Hutchison Ports has always been a leader of innovative ideas that have revolutionised terminal operations, and through a number of bold investments the group has aimed to reduce its carbon footprint, improve sustainability and efficiency.

When autonomous vehicles first became popular with test runs widely seen on public roads a few years ago, the Group Operations, Engineering and IT development teams were inspired by the technology and the potential it to adapt into container terminal operations. After some initial assessments and satisfactory proof-of-concept trials, Hutchison Ports decided to partner with Westwell to develop autonomous truck technology to the groups’ network of ports in October 2019.

From its inception, Terminal D was designated to become a ‘Smart’ and ‘Green’ facility, which made the terminal the ideal location to kick off the journey of autonomous truck implementation. With the terminal’s state-of-the-art infrastructure and technological resources, it had the capacity to support new technologies and readily open its doors to more technological optimisation and upgrades. It is the most suitable terminal to pioneer new technology, pilot projects and benchmark new digital solutions and equipment, a de facto ‘laboratory’ for the group.

Terminal D has already been crowned the world’s first port to operate both remote-control quay cranes and automated rubber-tyred gantry cranes, and today it is the first port to operate AI autonomous truck in a ‘true’ mixed traffic mode terminal operations.

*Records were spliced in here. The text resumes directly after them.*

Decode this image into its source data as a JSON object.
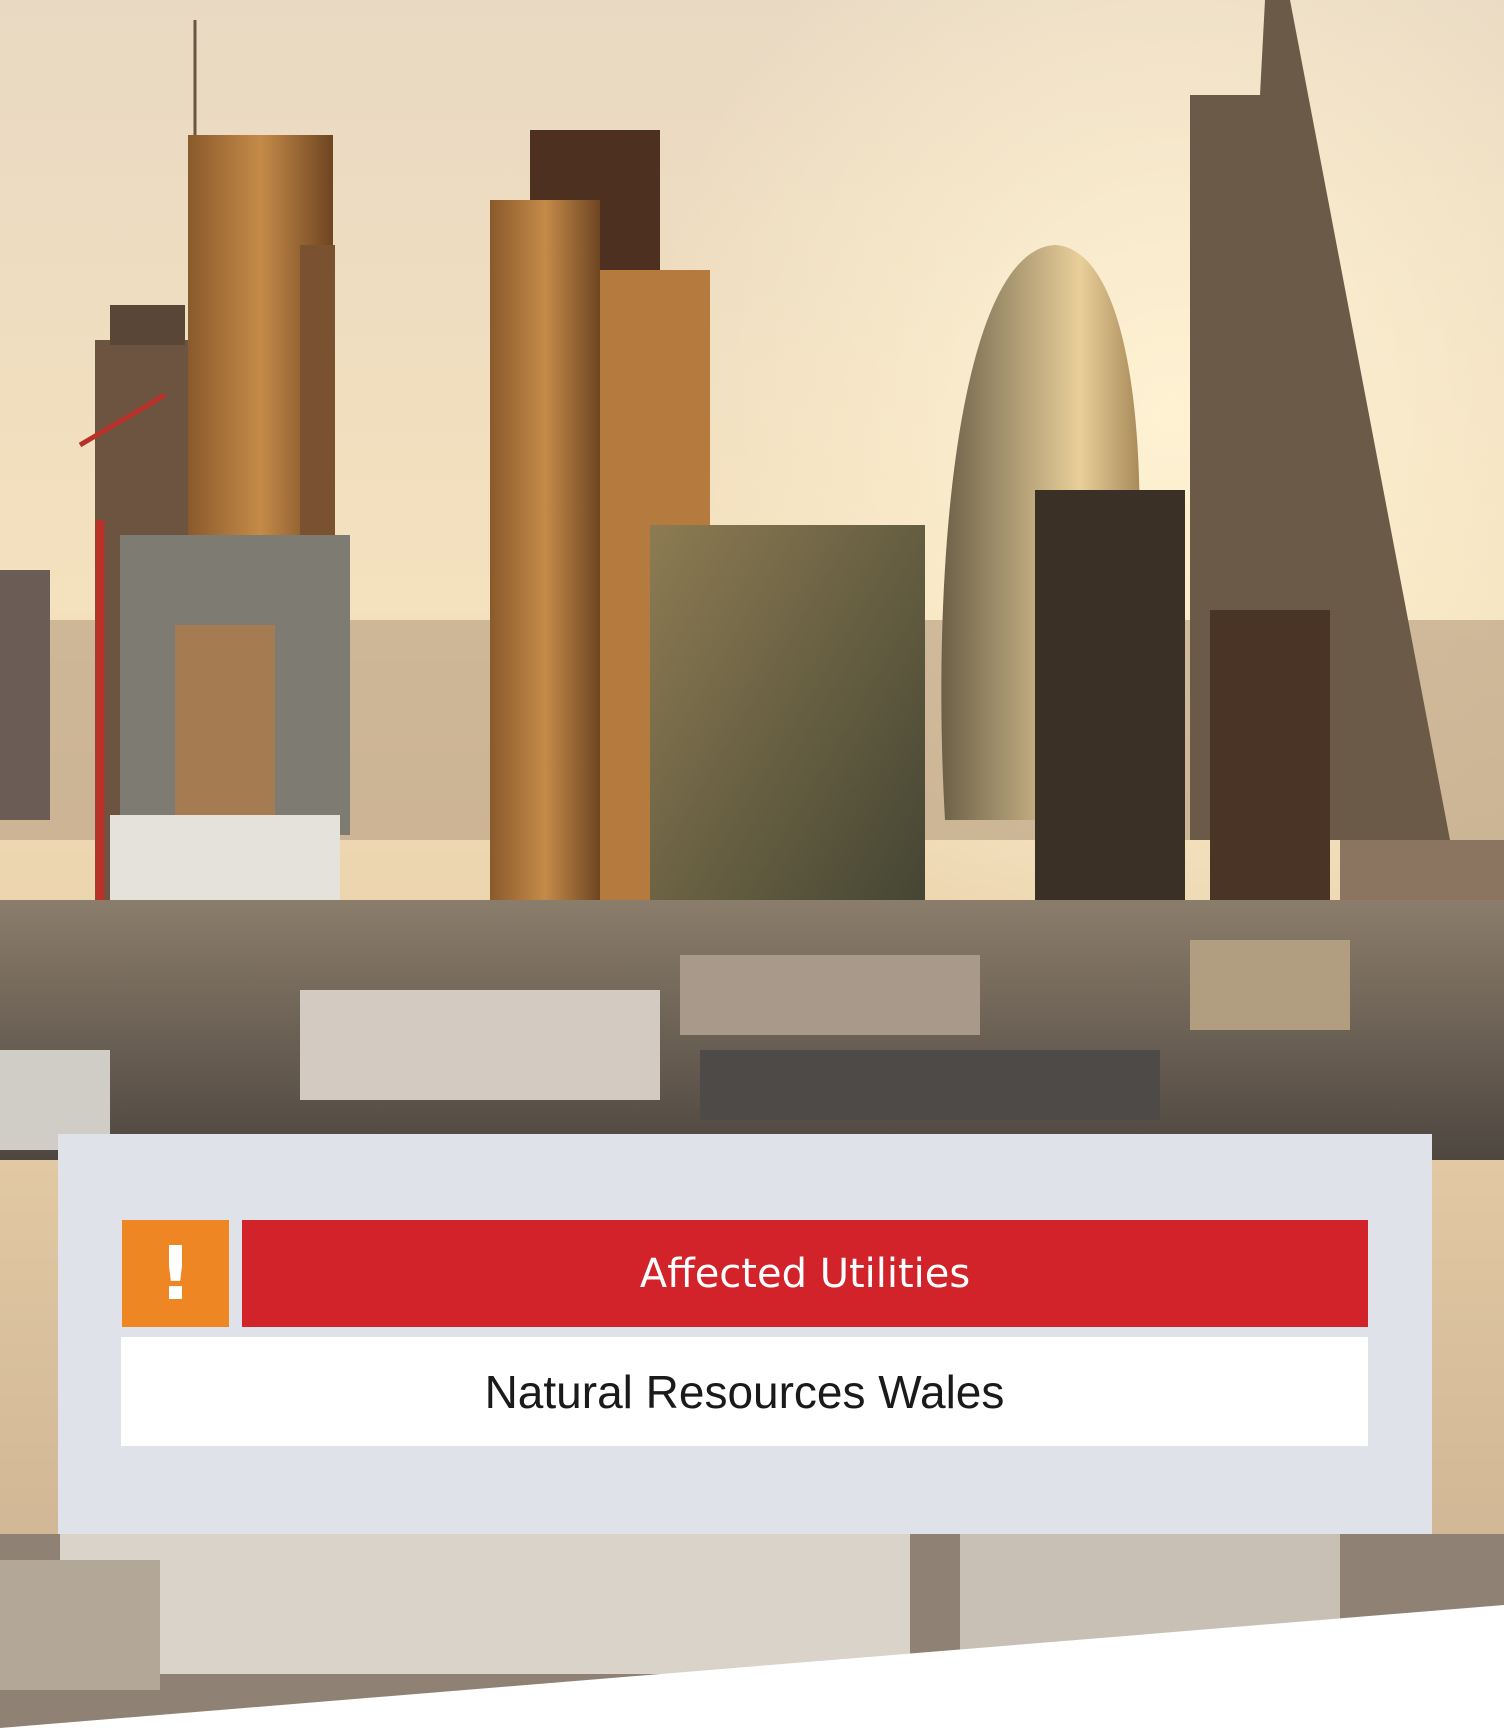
{
  "alert": {
    "icon": "exclamation-icon",
    "icon_glyph": "!",
    "title": "Affected Utilities",
    "value": "Natural Resources Wales"
  },
  "colors": {
    "icon_bg": "#ee8623",
    "header_bg": "#d2232a",
    "panel_bg": "#dfe2e9"
  }
}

The autonomous truck is designed without a driver cab and built-in AI, advanced sensors, HD cameras and GPS to navigate around the terminal and perform specific tasks assigned by nGen (a proprietary Terminal Operating System by Hutchison Ports).

With numerous trial runs and safety test results verified by risk assessment experts, the autonomous truck operates like any ordinary conventional truck with a human driver, only safer and more efficient.

The autonomous trucks at Terminal D have completed the first barge operation and first feeder vessel operation in September and October 2020 respectively. In January 2021, the autonomous trucks, together with other internal trucks, completed the first mother vessel operation.

Hutchison Ports has successfully adapted the autonomous truck from a concept vehicle to a pragmatic workhorse that has enhanced and improved productivity and safety levels at Terminal D.

Another important aspect of success in this project, has been the overall acceptance of innovation within the Hutchison Ports Thailand workforce. Staff are keen to work with new technology and have embraced the introduction of remote-control equipment. With the autonomous trucks already in production, staff can now perform new tasks and assignments to further improve terminal efficiency and productivity. It is a testament to the professional, progressive, and engaging project team which turn the autonomous truck concept into a reality.


Hutchison Ports set the standard for automation with its ECT Delta terminal in Rotterdam, the world’s forerunner to Automated Guided Vehicles (AGV) in the 1990s. Through continuous investment, and especially the combination of advanced knowledge and technology, ECT Delta is still leading the way today in Europe.

Since then, the group has been rolling out many inventive terminal developments and projects throughout its network of ports. These cutting-edge developments have resulted in improved cost efficiency, increased productivity and reduced downtime. The benefits range from lower ‘long-term’ operating costs, energy efficiency, greener credentials and better staff welfare.


The autonomous truck incorporates a neuromorphic chip that can teach, train and enhance the vehicle with a high level of integration and self-learning. The vehicle can then solve complex problems with its AI and respond and act independently to complete an action or task. Loaded with banks of advanced sensors and HD cameras, the vehicle gathers images of the local geography so it can navigate safely, effectively and freely through busy terminals without physical segregation from other manned trucks.

The AGV is a driverless vehicle that tracks along the transponders below the terminal ground for navigation and use lasers for safety. The AGV operates in dedicated routes which limits its flexibility compared to AI enabled autonomous truck. The AGV operates in a dedicated area fully separated from other manned vehicles.